*** Block opens ***
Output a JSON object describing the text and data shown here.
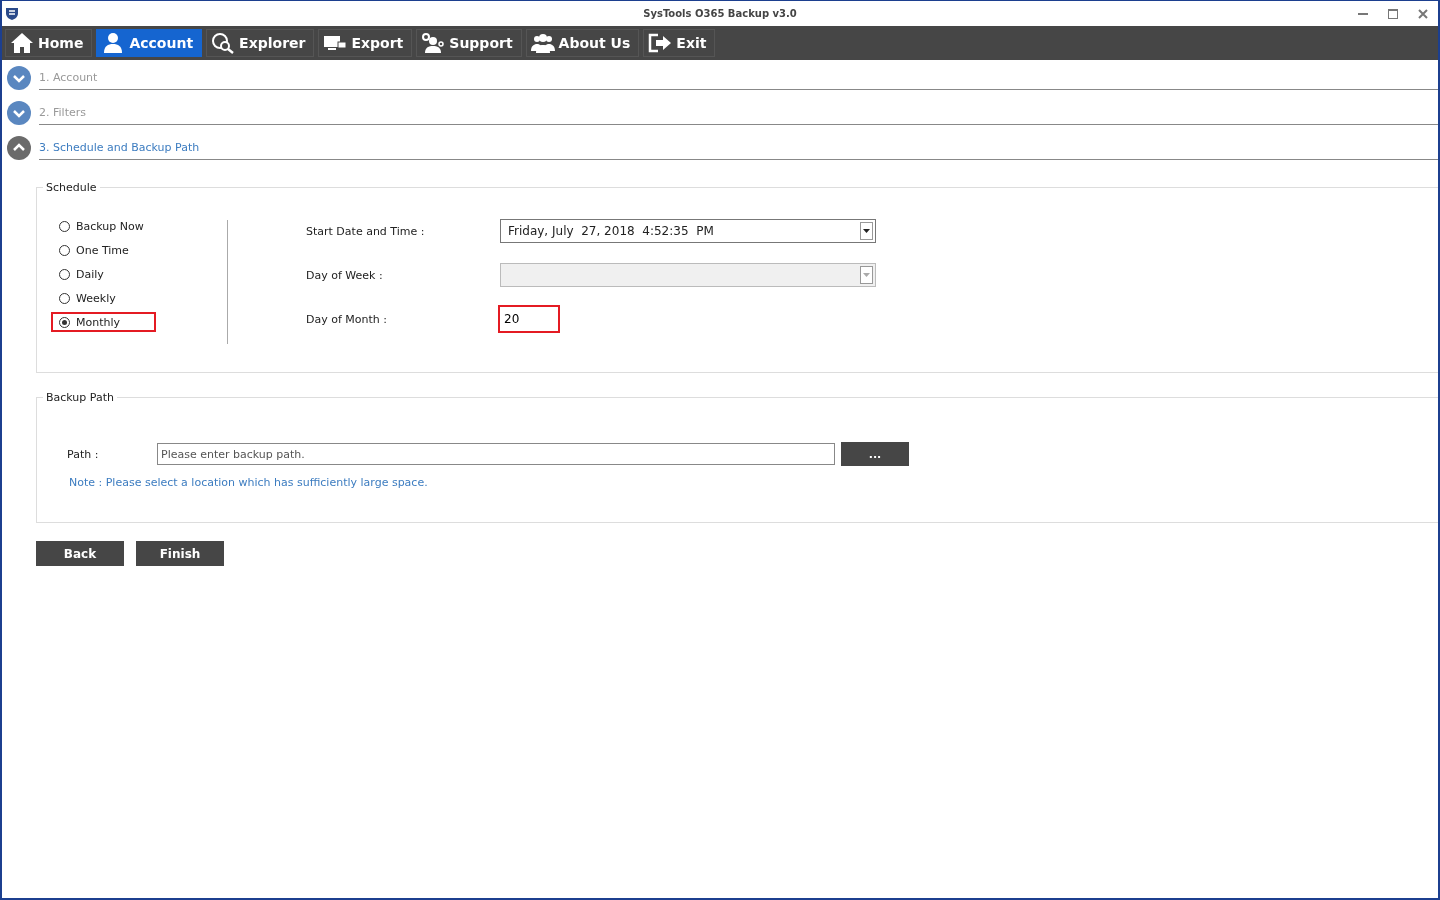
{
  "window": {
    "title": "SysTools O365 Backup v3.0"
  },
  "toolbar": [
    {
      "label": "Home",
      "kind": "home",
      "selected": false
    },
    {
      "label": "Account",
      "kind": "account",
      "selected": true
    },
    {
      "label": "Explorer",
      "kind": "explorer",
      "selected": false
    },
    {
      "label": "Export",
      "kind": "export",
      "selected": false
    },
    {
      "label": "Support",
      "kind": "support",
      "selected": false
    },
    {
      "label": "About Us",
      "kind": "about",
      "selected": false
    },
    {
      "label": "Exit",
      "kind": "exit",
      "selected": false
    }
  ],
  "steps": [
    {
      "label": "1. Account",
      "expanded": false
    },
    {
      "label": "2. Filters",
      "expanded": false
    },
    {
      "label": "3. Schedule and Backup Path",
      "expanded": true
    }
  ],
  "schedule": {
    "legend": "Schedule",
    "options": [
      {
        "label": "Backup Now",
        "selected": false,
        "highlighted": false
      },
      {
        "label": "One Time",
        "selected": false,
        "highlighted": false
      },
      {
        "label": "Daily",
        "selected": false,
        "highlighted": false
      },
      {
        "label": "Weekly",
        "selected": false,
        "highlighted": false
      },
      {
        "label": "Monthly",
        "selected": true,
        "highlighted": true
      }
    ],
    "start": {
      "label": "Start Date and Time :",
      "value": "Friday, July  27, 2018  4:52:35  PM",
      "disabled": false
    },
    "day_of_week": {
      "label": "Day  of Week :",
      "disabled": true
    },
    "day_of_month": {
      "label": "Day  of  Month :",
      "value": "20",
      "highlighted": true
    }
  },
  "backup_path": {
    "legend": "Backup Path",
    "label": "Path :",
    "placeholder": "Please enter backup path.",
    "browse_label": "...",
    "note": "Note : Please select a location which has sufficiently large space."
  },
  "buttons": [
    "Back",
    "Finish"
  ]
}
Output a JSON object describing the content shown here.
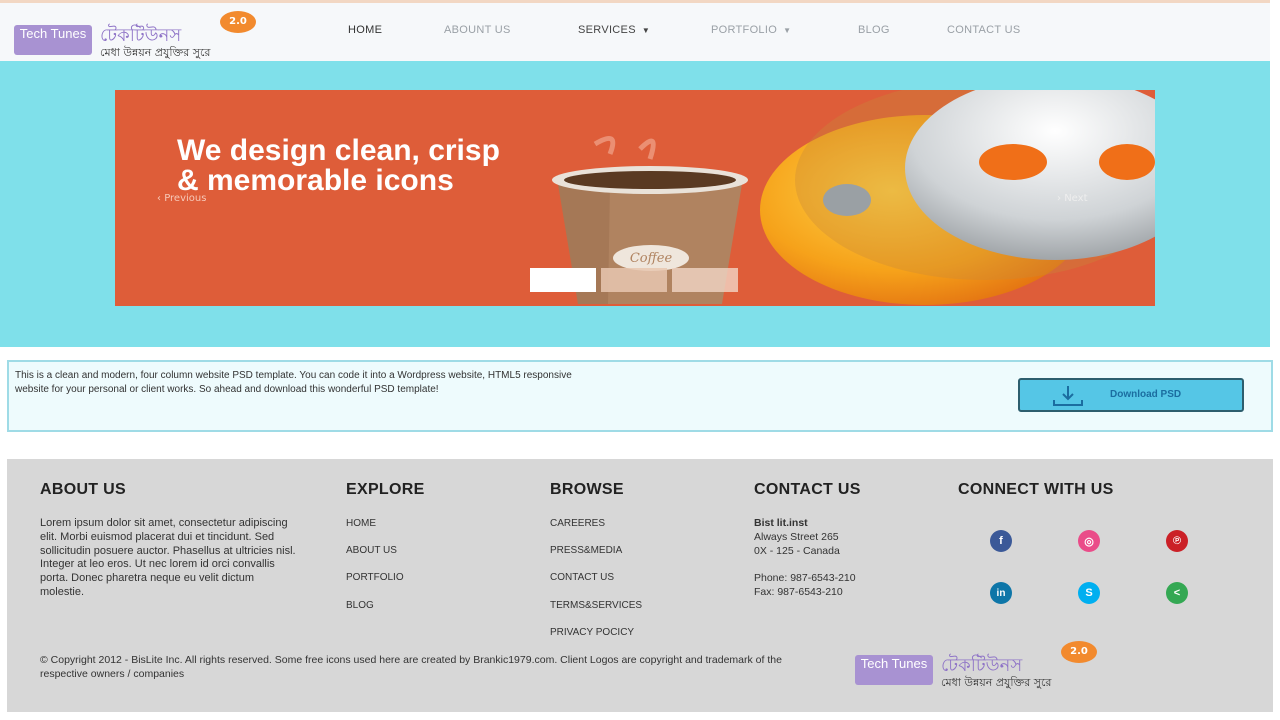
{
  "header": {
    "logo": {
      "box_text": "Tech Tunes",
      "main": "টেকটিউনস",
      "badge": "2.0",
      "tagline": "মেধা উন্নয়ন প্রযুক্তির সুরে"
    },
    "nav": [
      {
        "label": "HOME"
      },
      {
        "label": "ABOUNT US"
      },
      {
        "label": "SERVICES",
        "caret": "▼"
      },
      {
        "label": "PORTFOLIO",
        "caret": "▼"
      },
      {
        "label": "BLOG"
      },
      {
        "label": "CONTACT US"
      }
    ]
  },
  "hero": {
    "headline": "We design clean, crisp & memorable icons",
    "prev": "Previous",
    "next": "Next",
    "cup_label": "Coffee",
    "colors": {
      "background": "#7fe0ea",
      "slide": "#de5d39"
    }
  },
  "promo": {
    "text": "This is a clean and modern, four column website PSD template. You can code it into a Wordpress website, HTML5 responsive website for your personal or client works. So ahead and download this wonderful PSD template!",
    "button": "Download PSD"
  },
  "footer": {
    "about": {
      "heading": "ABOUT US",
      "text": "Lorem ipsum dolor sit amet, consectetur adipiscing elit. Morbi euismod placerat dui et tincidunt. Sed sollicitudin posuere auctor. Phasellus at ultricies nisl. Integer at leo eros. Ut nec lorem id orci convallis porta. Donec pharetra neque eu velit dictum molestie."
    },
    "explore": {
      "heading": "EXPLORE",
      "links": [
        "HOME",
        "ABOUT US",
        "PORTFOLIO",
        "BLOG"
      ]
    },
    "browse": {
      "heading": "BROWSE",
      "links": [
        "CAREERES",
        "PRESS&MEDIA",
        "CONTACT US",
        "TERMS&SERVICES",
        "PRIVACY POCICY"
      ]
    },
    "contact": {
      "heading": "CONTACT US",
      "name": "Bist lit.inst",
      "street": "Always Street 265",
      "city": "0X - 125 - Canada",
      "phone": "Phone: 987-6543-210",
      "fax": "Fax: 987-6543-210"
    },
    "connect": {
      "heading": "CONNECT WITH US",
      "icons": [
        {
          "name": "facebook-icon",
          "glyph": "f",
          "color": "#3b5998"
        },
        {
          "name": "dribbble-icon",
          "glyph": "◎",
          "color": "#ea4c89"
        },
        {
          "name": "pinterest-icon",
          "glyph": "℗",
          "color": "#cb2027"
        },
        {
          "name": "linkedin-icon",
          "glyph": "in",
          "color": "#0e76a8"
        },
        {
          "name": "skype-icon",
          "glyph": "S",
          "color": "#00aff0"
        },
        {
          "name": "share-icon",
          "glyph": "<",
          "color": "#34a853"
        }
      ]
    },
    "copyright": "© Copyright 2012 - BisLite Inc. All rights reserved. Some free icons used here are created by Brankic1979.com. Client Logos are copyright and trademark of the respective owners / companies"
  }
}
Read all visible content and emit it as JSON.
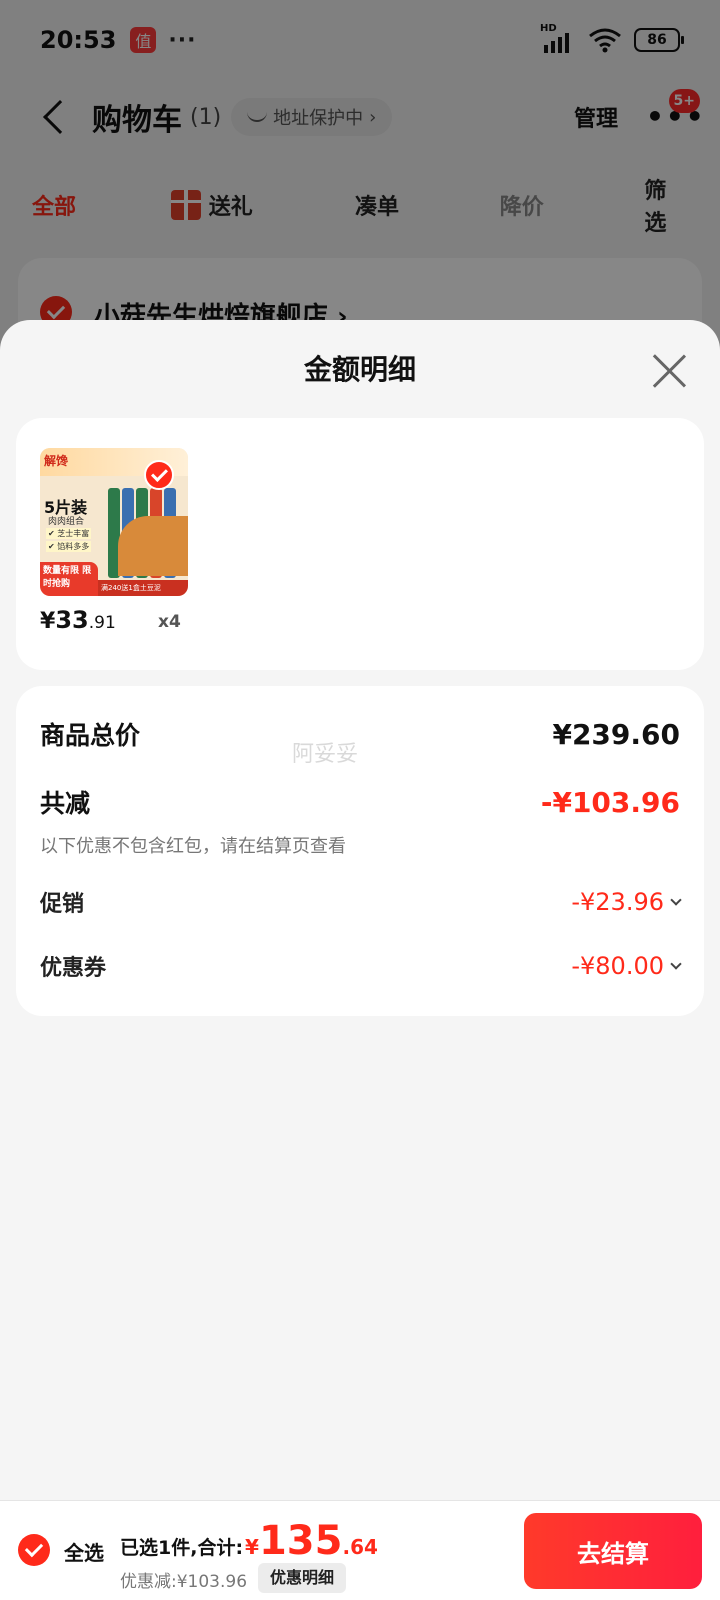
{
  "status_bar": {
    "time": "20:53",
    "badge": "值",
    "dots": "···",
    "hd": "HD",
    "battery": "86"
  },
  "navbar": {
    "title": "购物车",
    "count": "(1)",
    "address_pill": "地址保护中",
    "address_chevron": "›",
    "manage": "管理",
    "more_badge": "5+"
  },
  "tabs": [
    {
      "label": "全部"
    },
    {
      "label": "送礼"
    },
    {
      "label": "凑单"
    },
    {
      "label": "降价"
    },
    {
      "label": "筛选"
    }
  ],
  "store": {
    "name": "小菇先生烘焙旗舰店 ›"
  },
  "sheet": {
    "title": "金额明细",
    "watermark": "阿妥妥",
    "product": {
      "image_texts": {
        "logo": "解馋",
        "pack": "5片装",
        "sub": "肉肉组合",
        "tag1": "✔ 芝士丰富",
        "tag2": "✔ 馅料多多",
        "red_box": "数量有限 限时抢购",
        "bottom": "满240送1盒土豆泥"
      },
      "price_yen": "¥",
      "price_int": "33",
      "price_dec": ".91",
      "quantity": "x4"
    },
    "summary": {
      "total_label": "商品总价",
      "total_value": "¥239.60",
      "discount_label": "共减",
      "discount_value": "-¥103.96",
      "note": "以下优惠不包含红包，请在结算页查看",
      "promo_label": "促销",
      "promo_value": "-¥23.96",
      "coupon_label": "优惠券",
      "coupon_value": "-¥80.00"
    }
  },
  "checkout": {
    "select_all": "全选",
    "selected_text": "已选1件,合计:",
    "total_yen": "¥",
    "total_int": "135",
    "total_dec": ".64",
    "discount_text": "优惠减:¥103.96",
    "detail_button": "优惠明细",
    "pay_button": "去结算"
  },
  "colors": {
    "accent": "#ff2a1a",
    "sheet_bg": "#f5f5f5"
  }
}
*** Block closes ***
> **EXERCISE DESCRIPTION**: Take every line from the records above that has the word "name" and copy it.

> **FINISHED TASK**:
      "name": "Bist lit.inst",
          "name": "facebook-icon",
          "name": "dribbble-icon",
          "name": "pinterest-icon",
          "name": "linkedin-icon",
          "name": "skype-icon",
          "name": "share-icon",
    "name": "小菇先生烘焙旗舰店 ›"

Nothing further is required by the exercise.